─── Source records

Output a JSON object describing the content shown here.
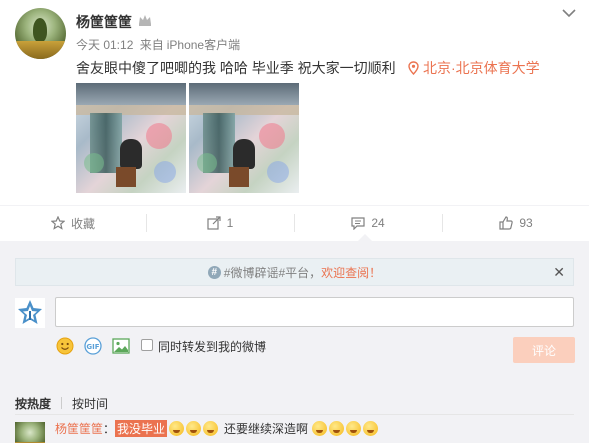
{
  "post": {
    "username": "杨筐筐筐",
    "time": "今天 01:12",
    "source_prefix": "来自",
    "source": "iPhone客户端",
    "content": "舍友眼中傻了吧唧的我 哈哈 毕业季 祝大家一切顺利",
    "location": "北京·北京体育大学",
    "photos": [
      {
        "alt": "photo-1"
      },
      {
        "alt": "photo-2"
      }
    ]
  },
  "actions": {
    "favorite_label": "收藏",
    "repost_count": "1",
    "comment_count": "24",
    "like_count": "93"
  },
  "notice": {
    "tag": "#微博辟谣#平台",
    "separator": "，",
    "link": "欢迎查阅！",
    "close": "✕"
  },
  "composer": {
    "input_value": "",
    "input_placeholder": "",
    "forward_label": "同时转发到我的微博",
    "submit_label": "评论",
    "tools": [
      "emoji-icon",
      "gif-icon",
      "image-icon"
    ]
  },
  "sort": {
    "hot_label": "按热度",
    "time_label": "按时间"
  },
  "comments": [
    {
      "user": "杨筐筐筐",
      "colon": "：",
      "highlight": "我没毕业",
      "text": "还要继续深造啊"
    }
  ],
  "colors": {
    "accent": "#eb7350",
    "submit_bg": "#fbcfbd",
    "comment_bg": "#f2f2f5"
  }
}
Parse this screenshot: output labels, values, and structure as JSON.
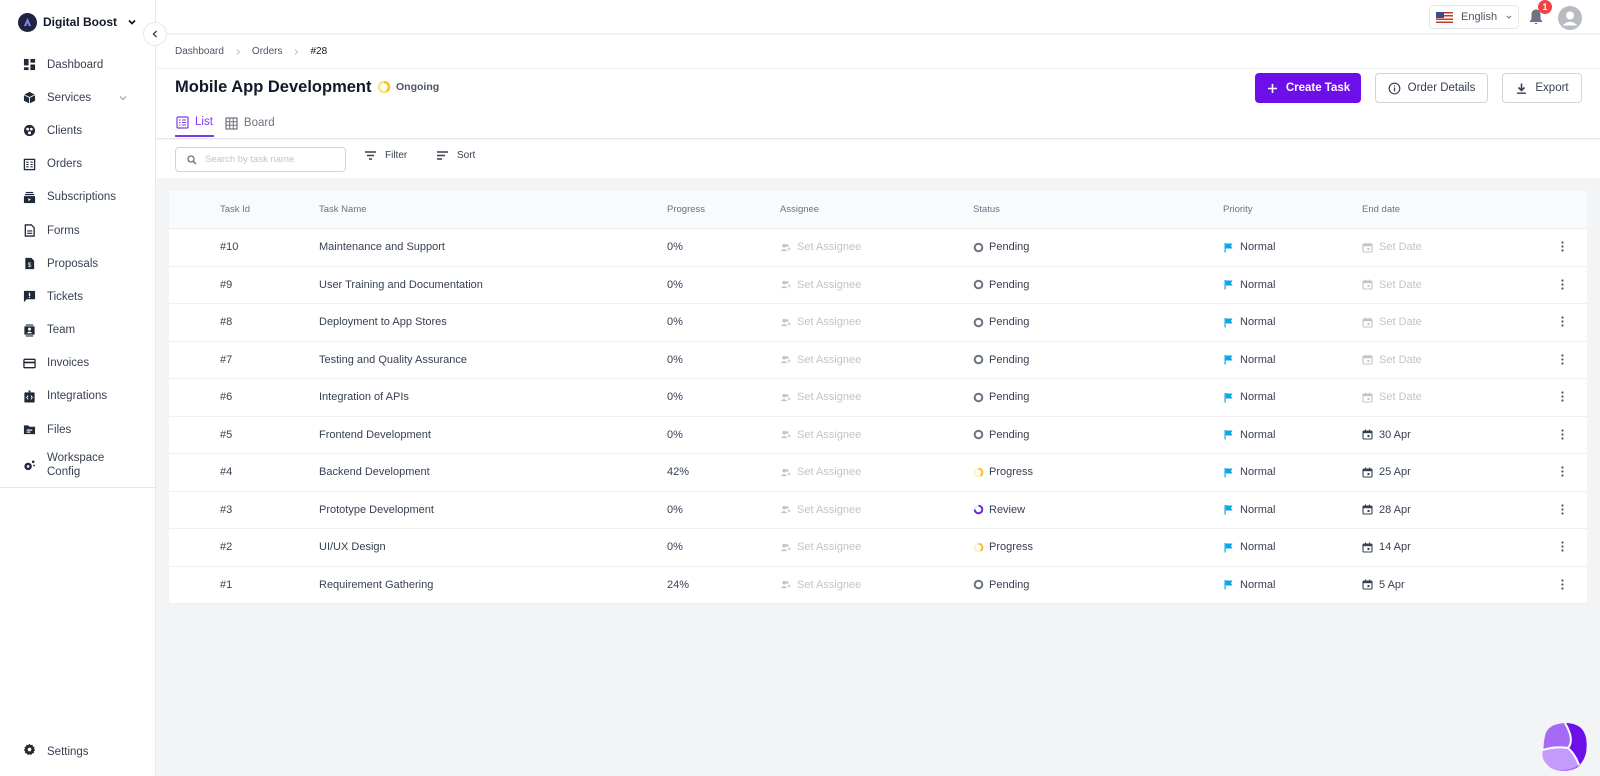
{
  "workspace": {
    "name": "Digital Boost"
  },
  "sidebar": {
    "items": [
      {
        "label": "Dashboard",
        "icon": "dashboard-icon"
      },
      {
        "label": "Services",
        "icon": "box-icon",
        "expandable": true
      },
      {
        "label": "Clients",
        "icon": "clients-icon"
      },
      {
        "label": "Orders",
        "icon": "orders-icon"
      },
      {
        "label": "Subscriptions",
        "icon": "subscriptions-icon"
      },
      {
        "label": "Forms",
        "icon": "forms-icon"
      },
      {
        "label": "Proposals",
        "icon": "proposals-icon"
      },
      {
        "label": "Tickets",
        "icon": "tickets-icon"
      },
      {
        "label": "Team",
        "icon": "team-icon"
      },
      {
        "label": "Invoices",
        "icon": "invoices-icon"
      },
      {
        "label": "Integrations",
        "icon": "integrations-icon"
      },
      {
        "label": "Files",
        "icon": "files-icon"
      },
      {
        "label": "Workspace Config",
        "icon": "workspace-config-icon"
      }
    ],
    "settings_label": "Settings"
  },
  "topbar": {
    "language": "English",
    "notifications_count": "1"
  },
  "breadcrumb": [
    "Dashboard",
    "Orders",
    "#28"
  ],
  "header": {
    "title": "Mobile App Development",
    "status": "Ongoing",
    "create_task_label": "Create Task",
    "order_details_label": "Order Details",
    "export_label": "Export",
    "tabs": [
      {
        "label": "List",
        "active": true
      },
      {
        "label": "Board",
        "active": false
      }
    ]
  },
  "toolbar": {
    "search_placeholder": "Search by task name",
    "search_value": "",
    "filter_label": "Filter",
    "sort_label": "Sort"
  },
  "colors": {
    "accent": "#6d0fe8",
    "pending": "#6b7280",
    "progress": "#fbbf24",
    "review": "#6d28d9",
    "priority_normal": "#0ea5e9"
  },
  "table": {
    "columns": [
      "Task Id",
      "Task Name",
      "Progress",
      "Assignee",
      "Status",
      "Priority",
      "End date"
    ],
    "rows": [
      {
        "id": "#10",
        "name": "Maintenance and Support",
        "progress": "0%",
        "assignee": "Set Assignee",
        "status": "Pending",
        "priority": "Normal",
        "end_date": "Set Date",
        "date_set": false
      },
      {
        "id": "#9",
        "name": "User Training and Documentation",
        "progress": "0%",
        "assignee": "Set Assignee",
        "status": "Pending",
        "priority": "Normal",
        "end_date": "Set Date",
        "date_set": false
      },
      {
        "id": "#8",
        "name": "Deployment to App Stores",
        "progress": "0%",
        "assignee": "Set Assignee",
        "status": "Pending",
        "priority": "Normal",
        "end_date": "Set Date",
        "date_set": false
      },
      {
        "id": "#7",
        "name": "Testing and Quality Assurance",
        "progress": "0%",
        "assignee": "Set Assignee",
        "status": "Pending",
        "priority": "Normal",
        "end_date": "Set Date",
        "date_set": false
      },
      {
        "id": "#6",
        "name": "Integration of APIs",
        "progress": "0%",
        "assignee": "Set Assignee",
        "status": "Pending",
        "priority": "Normal",
        "end_date": "Set Date",
        "date_set": false
      },
      {
        "id": "#5",
        "name": "Frontend Development",
        "progress": "0%",
        "assignee": "Set Assignee",
        "status": "Pending",
        "priority": "Normal",
        "end_date": "30 Apr",
        "date_set": true
      },
      {
        "id": "#4",
        "name": "Backend Development",
        "progress": "42%",
        "assignee": "Set Assignee",
        "status": "Progress",
        "priority": "Normal",
        "end_date": "25 Apr",
        "date_set": true
      },
      {
        "id": "#3",
        "name": "Prototype Development",
        "progress": "0%",
        "assignee": "Set Assignee",
        "status": "Review",
        "priority": "Normal",
        "end_date": "28 Apr",
        "date_set": true
      },
      {
        "id": "#2",
        "name": "UI/UX Design",
        "progress": "0%",
        "assignee": "Set Assignee",
        "status": "Progress",
        "priority": "Normal",
        "end_date": "14 Apr",
        "date_set": true
      },
      {
        "id": "#1",
        "name": "Requirement Gathering",
        "progress": "24%",
        "assignee": "Set Assignee",
        "status": "Pending",
        "priority": "Normal",
        "end_date": "5 Apr",
        "date_set": true
      }
    ]
  }
}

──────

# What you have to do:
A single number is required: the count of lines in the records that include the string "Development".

# Task answer:
4